◆ **Exercise aim**
Without including the pictures, copy out every line below.

----------------------------------------

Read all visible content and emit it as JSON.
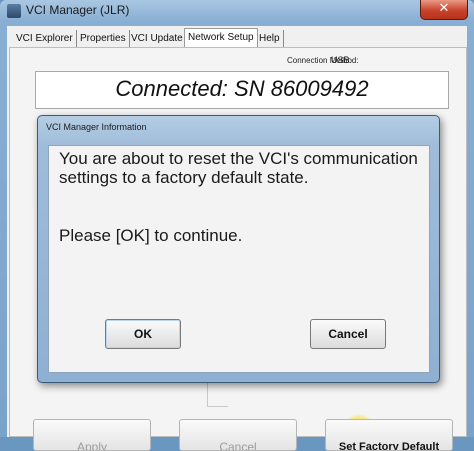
{
  "window": {
    "title": "VCI Manager (JLR)",
    "close_glyph": "✕"
  },
  "tabs": [
    {
      "label": "VCI Explorer"
    },
    {
      "label": "Properties"
    },
    {
      "label": "VCI Update"
    },
    {
      "label": "Network Setup",
      "active": true
    },
    {
      "label": "Help"
    }
  ],
  "connection": {
    "method_label": "Connection Method:",
    "method_value": "USB",
    "status": "Connected: SN 86009492"
  },
  "bottom_buttons": {
    "apply": "Apply",
    "cancel": "Cancel",
    "set_factory_default": "Set Factory Default"
  },
  "dialog": {
    "title": "VCI Manager Information",
    "message": "You are about to reset the VCI's communication settings to a factory default state.",
    "instruction": "Please [OK] to continue.",
    "ok_label": "OK",
    "cancel_label": "Cancel"
  }
}
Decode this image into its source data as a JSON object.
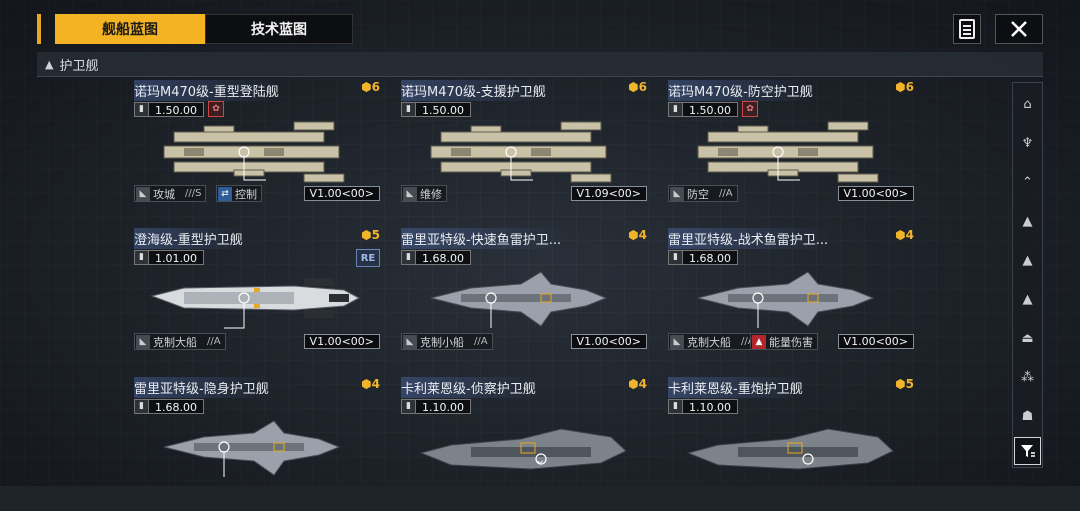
{
  "tabs": [
    {
      "label": "舰船蓝图",
      "active": true
    },
    {
      "label": "技术蓝图",
      "active": false
    }
  ],
  "toolbar": {
    "notes_icon": "notes-icon",
    "close_icon": "close-icon"
  },
  "section": {
    "title": "护卫舰"
  },
  "colors": {
    "accent": "#f4b323",
    "cost": "#f0b52a",
    "bg": "#1f242b"
  },
  "cards": [
    {
      "title": "诺玛M470级-重型登陆舰",
      "cost": "6",
      "command": "1.50.00",
      "has_module": true,
      "role": "攻城",
      "grade": "///S",
      "trait": "控制",
      "trait_icon": "swap-icon",
      "version": "V1.00<00>",
      "ship_kind": "heavy"
    },
    {
      "title": "诺玛M470级-支援护卫舰",
      "cost": "6",
      "command": "1.50.00",
      "has_module": false,
      "role": "维修",
      "grade": "",
      "trait": "",
      "trait_icon": "",
      "version": "V1.09<00>",
      "ship_kind": "heavy"
    },
    {
      "title": "诺玛M470级-防空护卫舰",
      "cost": "6",
      "command": "1.50.00",
      "has_module": true,
      "role": "防空",
      "grade": "//A",
      "trait": "",
      "trait_icon": "",
      "version": "V1.00<00>",
      "ship_kind": "heavy"
    },
    {
      "title": "澄海级-重型护卫舰",
      "cost": "5",
      "command": "1.01.00",
      "has_module": false,
      "re_badge": "RE",
      "role": "克制大船",
      "grade": "//A",
      "trait": "",
      "trait_icon": "",
      "version": "V1.00<00>",
      "ship_kind": "white"
    },
    {
      "title": "雷里亚特级-快速鱼雷护卫...",
      "cost": "4",
      "command": "1.68.00",
      "has_module": false,
      "role": "克制小船",
      "grade": "//A",
      "trait": "",
      "trait_icon": "",
      "version": "V1.00<00>",
      "ship_kind": "grey"
    },
    {
      "title": "雷里亚特级-战术鱼雷护卫...",
      "cost": "4",
      "command": "1.68.00",
      "has_module": false,
      "role": "克制大船",
      "grade": "//A",
      "trait": "能量伤害",
      "trait_icon": "energy-icon",
      "version": "V1.00<00>",
      "ship_kind": "grey"
    },
    {
      "title": "雷里亚特级-隐身护卫舰",
      "cost": "4",
      "command": "1.68.00",
      "has_module": false,
      "role": "",
      "grade": "",
      "trait": "",
      "trait_icon": "",
      "version": "",
      "ship_kind": "grey"
    },
    {
      "title": "卡利莱恩级-侦察护卫舰",
      "cost": "4",
      "command": "1.10.00",
      "has_module": false,
      "role": "",
      "grade": "",
      "trait": "",
      "trait_icon": "",
      "version": "",
      "ship_kind": "dark"
    },
    {
      "title": "卡利莱恩级-重炮护卫舰",
      "cost": "5",
      "command": "1.10.00",
      "has_module": false,
      "role": "",
      "grade": "",
      "trait": "",
      "trait_icon": "",
      "version": "",
      "ship_kind": "dark"
    }
  ],
  "sidebar_filters": [
    "class-1-icon",
    "class-2-icon",
    "class-3-icon",
    "class-4-icon",
    "class-5-icon",
    "class-6-icon",
    "class-7-icon",
    "class-8-icon",
    "class-9-icon"
  ],
  "sidebar_funnel": "filter-funnel-icon"
}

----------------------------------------

◆ **Response box**
Read all visible content and emit it as JSON.
{
  "window": {
    "title": "VCI Manager (JLR)",
    "close_glyph": "✕"
  },
  "tabs": [
    {
      "label": "VCI Explorer"
    },
    {
      "label": "Properties"
    },
    {
      "label": "VCI Update"
    },
    {
      "label": "Network Setup",
      "active": true
    },
    {
      "label": "Help"
    }
  ],
  "connection": {
    "method_label": "Connection Method:",
    "method_value": "USB",
    "status": "Connected: SN 86009492"
  },
  "bottom_buttons": {
    "apply": "Apply",
    "cancel": "Cancel",
    "set_factory_default": "Set Factory Default"
  },
  "dialog": {
    "title": "VCI Manager Information",
    "message": "You are about to reset the VCI's communication settings to a factory default state.",
    "instruction": "Please [OK] to continue.",
    "ok_label": "OK",
    "cancel_label": "Cancel"
  }
}
Decode this image into its source data as a JSON object.
{
  "tabs": [
    {
      "label": "舰船蓝图",
      "active": true
    },
    {
      "label": "技术蓝图",
      "active": false
    }
  ],
  "toolbar": {
    "notes_icon": "notes-icon",
    "close_icon": "close-icon"
  },
  "section": {
    "title": "护卫舰"
  },
  "colors": {
    "accent": "#f4b323",
    "cost": "#f0b52a",
    "bg": "#1f242b"
  },
  "cards": [
    {
      "title": "诺玛M470级-重型登陆舰",
      "cost": "6",
      "command": "1.50.00",
      "has_module": true,
      "role": "攻城",
      "grade": "///S",
      "trait": "控制",
      "trait_icon": "swap-icon",
      "version": "V1.00<00>",
      "ship_kind": "heavy"
    },
    {
      "title": "诺玛M470级-支援护卫舰",
      "cost": "6",
      "command": "1.50.00",
      "has_module": false,
      "role": "维修",
      "grade": "",
      "trait": "",
      "trait_icon": "",
      "version": "V1.09<00>",
      "ship_kind": "heavy"
    },
    {
      "title": "诺玛M470级-防空护卫舰",
      "cost": "6",
      "command": "1.50.00",
      "has_module": true,
      "role": "防空",
      "grade": "//A",
      "trait": "",
      "trait_icon": "",
      "version": "V1.00<00>",
      "ship_kind": "heavy"
    },
    {
      "title": "澄海级-重型护卫舰",
      "cost": "5",
      "command": "1.01.00",
      "has_module": false,
      "re_badge": "RE",
      "role": "克制大船",
      "grade": "//A",
      "trait": "",
      "trait_icon": "",
      "version": "V1.00<00>",
      "ship_kind": "white"
    },
    {
      "title": "雷里亚特级-快速鱼雷护卫...",
      "cost": "4",
      "command": "1.68.00",
      "has_module": false,
      "role": "克制小船",
      "grade": "//A",
      "trait": "",
      "trait_icon": "",
      "version": "V1.00<00>",
      "ship_kind": "grey"
    },
    {
      "title": "雷里亚特级-战术鱼雷护卫...",
      "cost": "4",
      "command": "1.68.00",
      "has_module": false,
      "role": "克制大船",
      "grade": "//A",
      "trait": "能量伤害",
      "trait_icon": "energy-icon",
      "version": "V1.00<00>",
      "ship_kind": "grey"
    },
    {
      "title": "雷里亚特级-隐身护卫舰",
      "cost": "4",
      "command": "1.68.00",
      "has_module": false,
      "role": "",
      "grade": "",
      "trait": "",
      "trait_icon": "",
      "version": "",
      "ship_kind": "grey"
    },
    {
      "title": "卡利莱恩级-侦察护卫舰",
      "cost": "4",
      "command": "1.10.00",
      "has_module": false,
      "role": "",
      "grade": "",
      "trait": "",
      "trait_icon": "",
      "version": "",
      "ship_kind": "dark"
    },
    {
      "title": "卡利莱恩级-重炮护卫舰",
      "cost": "5",
      "command": "1.10.00",
      "has_module": false,
      "role": "",
      "grade": "",
      "trait": "",
      "trait_icon": "",
      "version": "",
      "ship_kind": "dark"
    }
  ],
  "sidebar_filters": [
    "class-1-icon",
    "class-2-icon",
    "class-3-icon",
    "class-4-icon",
    "class-5-icon",
    "class-6-icon",
    "class-7-icon",
    "class-8-icon",
    "class-9-icon"
  ],
  "sidebar_funnel": "filter-funnel-icon"
}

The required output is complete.